It’s football season. School has started back. Allow me to have a flashback…
Only in America is it great to be a loser. The losers of the Super Bowl made in a night what I made in a year. Yes, you read that right. The losers. Think about it. My professors always use to say that journalists need to declare their interests. So before I get going, let me tell you a couple of things. I used to be a teacher. I got to work at 7 a.m. and I left at 4:30. I made 42,000 a year and I got summers off. Consider my bias declared. Now let’s move on shall we?
I watched the Super Bowl last year along with over a hundred million other people. I like football. I do not love it, but I like it. I like the passion of the players and fans. I like how the game brings people together. I like the competition. And as a twenty-four year old young lady, I like looking at some of those players. What I do not like, however, is the salary of football players compared to that of teachers. What does the stark difference in salaries say about what our country values? We should be outraged and when I say we I don’t mean just teachers. We can’t occupy the classroom, but we sure know how to occupy a stadium. We don’t want to hear from our teachers about the flaws in our education system, but we turn up the volume to hear Eli Manning. Think about it.
I had a student named Malik. He eats, breathes, and sleeps football. It’s all he writes about, talks about, and thinks about. He asked me every Friday if Cam Newton was our mystery reader. Every Friday I told him no. Almost everything I taught reverted back to football. Whenever we learned about a new state he made a correlation to a football team. When I talked about Alabama in social studies he screamed, “Roll Tide!” If I said the weather was cold in Wisconsin he’d say, “Man, Green Bay almost won.” You get the point. Malik is very bright and when he tells me he will play football in college I believe him. He is meticulous about his schoolwork and at age six he can rival third graders in stature. When Malik came to school after the super bowl game he asked me if I had watched. When I said yes I just knew he would ramble on about his favorite play. He surprised me when he said, “Oh, so that means you heard ‘America the Beautiful’ that song you taught us about in social studies?” It may seem minor, but I was so happy that he noticed. Academics first, think about it.

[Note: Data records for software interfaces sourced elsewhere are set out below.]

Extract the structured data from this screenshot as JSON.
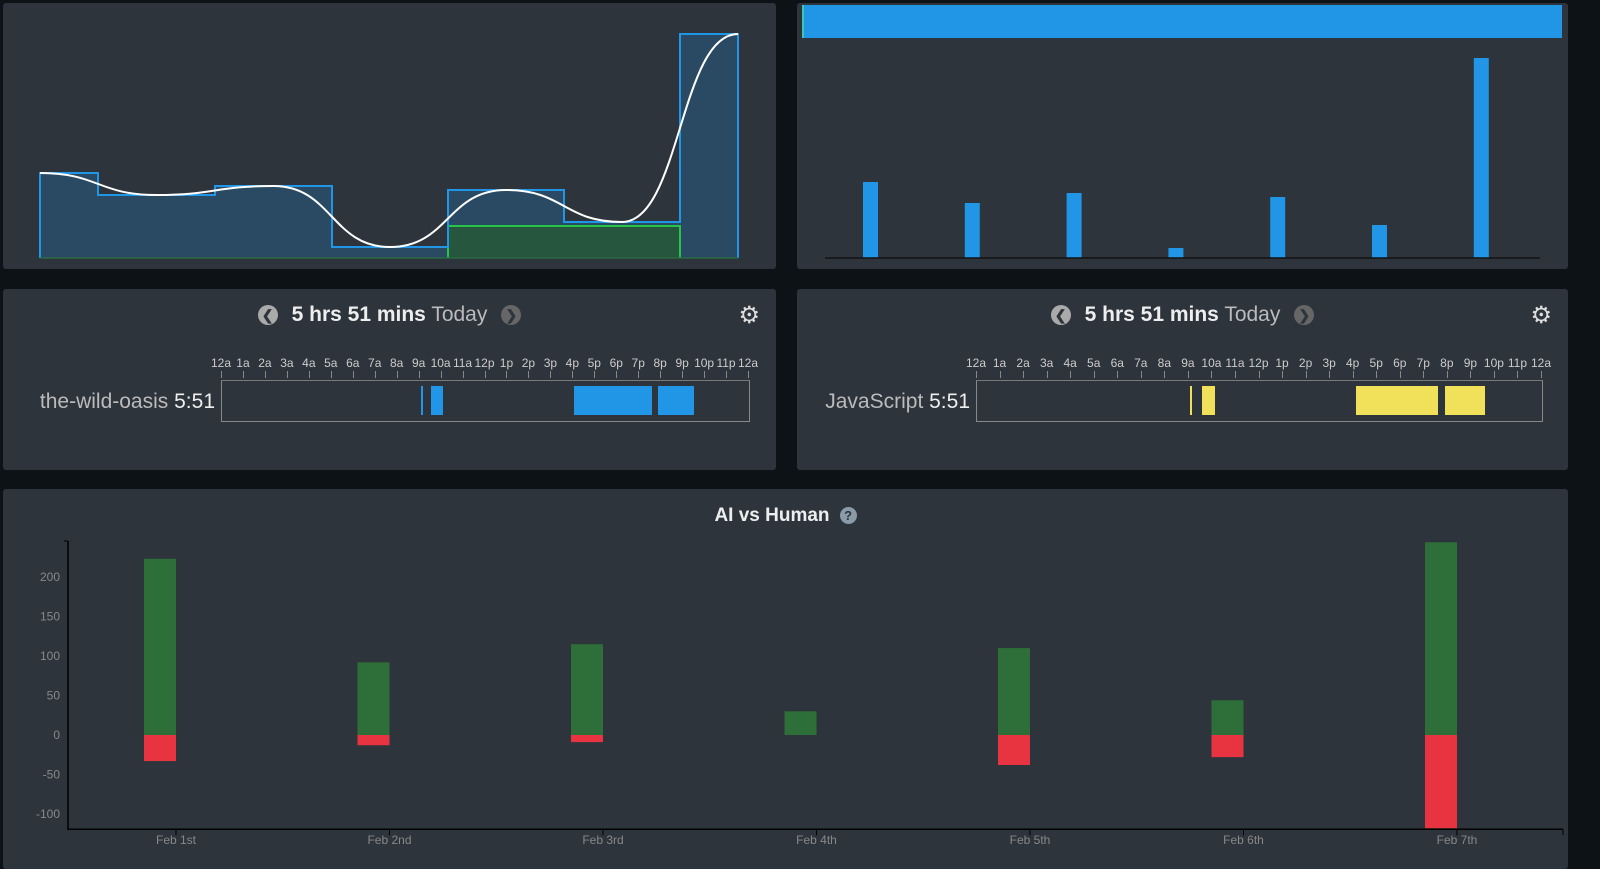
{
  "top_left_chart": {
    "type": "area",
    "step_values": [
      85,
      63,
      72,
      11,
      68,
      36,
      224
    ],
    "green_segment": {
      "from_index": 4,
      "to_index": 5,
      "value": 32
    },
    "colors": {
      "step_line": "#2196e6",
      "fill": "#294a62",
      "curve": "#ffffff",
      "green": "#27c44a",
      "green_fill": "#27563f"
    }
  },
  "top_right_chart": {
    "type": "bar",
    "progress_fill": 1.0,
    "values": [
      76,
      55,
      65,
      10,
      61,
      33,
      200
    ],
    "color": "#2196e6"
  },
  "project_panel": {
    "duration": "5 hrs 51 mins",
    "period": "Today",
    "row_label": "the-wild-oasis",
    "row_time": "5:51",
    "blocks_hours": [
      [
        9.05,
        9.12
      ],
      [
        9.5,
        10.05
      ],
      [
        16.05,
        19.6
      ],
      [
        19.85,
        21.5
      ]
    ],
    "color": "#2196e6"
  },
  "language_panel": {
    "duration": "5 hrs 51 mins",
    "period": "Today",
    "row_label": "JavaScript",
    "row_time": "5:51",
    "blocks_hours": [
      [
        9.05,
        9.15
      ],
      [
        9.55,
        10.1
      ],
      [
        16.1,
        19.6
      ],
      [
        19.9,
        21.6
      ]
    ],
    "color": "#f0e05a"
  },
  "hour_labels": [
    "12a",
    "1a",
    "2a",
    "3a",
    "4a",
    "5a",
    "6a",
    "7a",
    "8a",
    "9a",
    "10a",
    "11a",
    "12p",
    "1p",
    "2p",
    "3p",
    "4p",
    "5p",
    "6p",
    "7p",
    "8p",
    "9p",
    "10p",
    "11p",
    "12a"
  ],
  "chart_data": {
    "type": "bar",
    "title": "AI vs Human",
    "categories": [
      "Feb 1st",
      "Feb 2nd",
      "Feb 3rd",
      "Feb 4th",
      "Feb 5th",
      "Feb 6th",
      "Feb 7th"
    ],
    "series": [
      {
        "values": [
          223,
          92,
          115,
          30,
          110,
          44,
          244
        ],
        "color": "#2e6e38"
      },
      {
        "values": [
          -33,
          -13,
          -9,
          0,
          -38,
          -28,
          -118
        ],
        "color": "#e83340"
      }
    ],
    "yticks": [
      200,
      150,
      100,
      50,
      0,
      -50,
      -100
    ],
    "ylim": [
      -118,
      245
    ],
    "grid": false
  }
}
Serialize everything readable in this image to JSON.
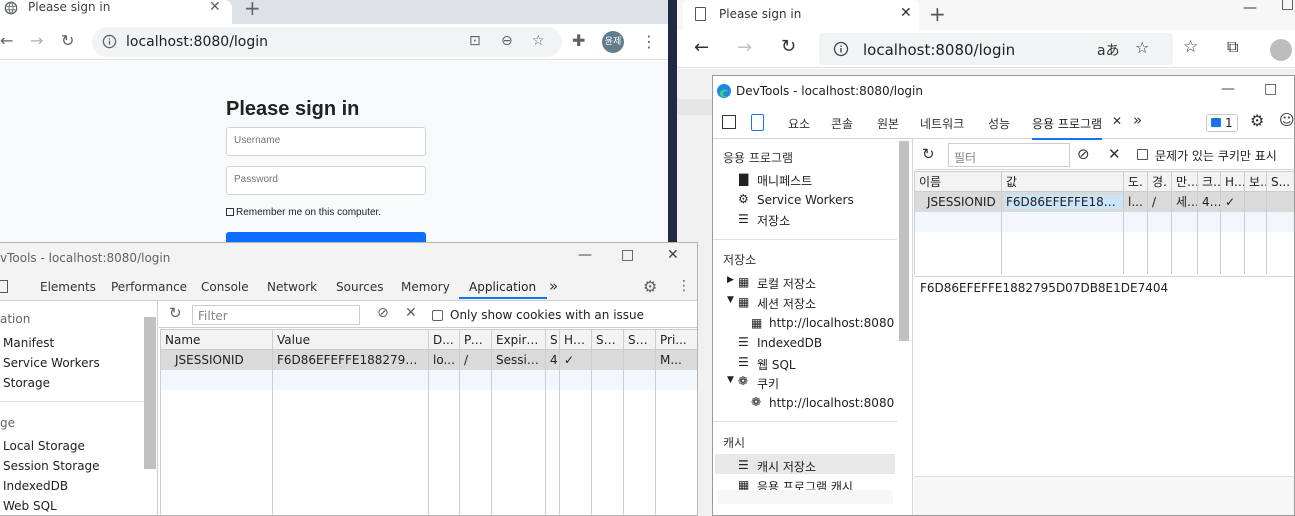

Now I am not suggesting that football is not important. It seems like every possible human emotion is extracted from a single game. Remember, I like football. I am also not mad at Eli Manning and his teammates for working their butts off to win the biggest game of last year’s football season. I know their performance on the field was a reflection of their hard work, patience, and practice. I just wish teachers were adequately compensated for their patience, practice, and performance too. I wish teachers would be paid for the touchdowns they make in the classroom. Last year Brady said, “We just came up a little bit short. I think we had a couple of missed opportunities out there…” Unfortunately, he was talking about football and not our education system.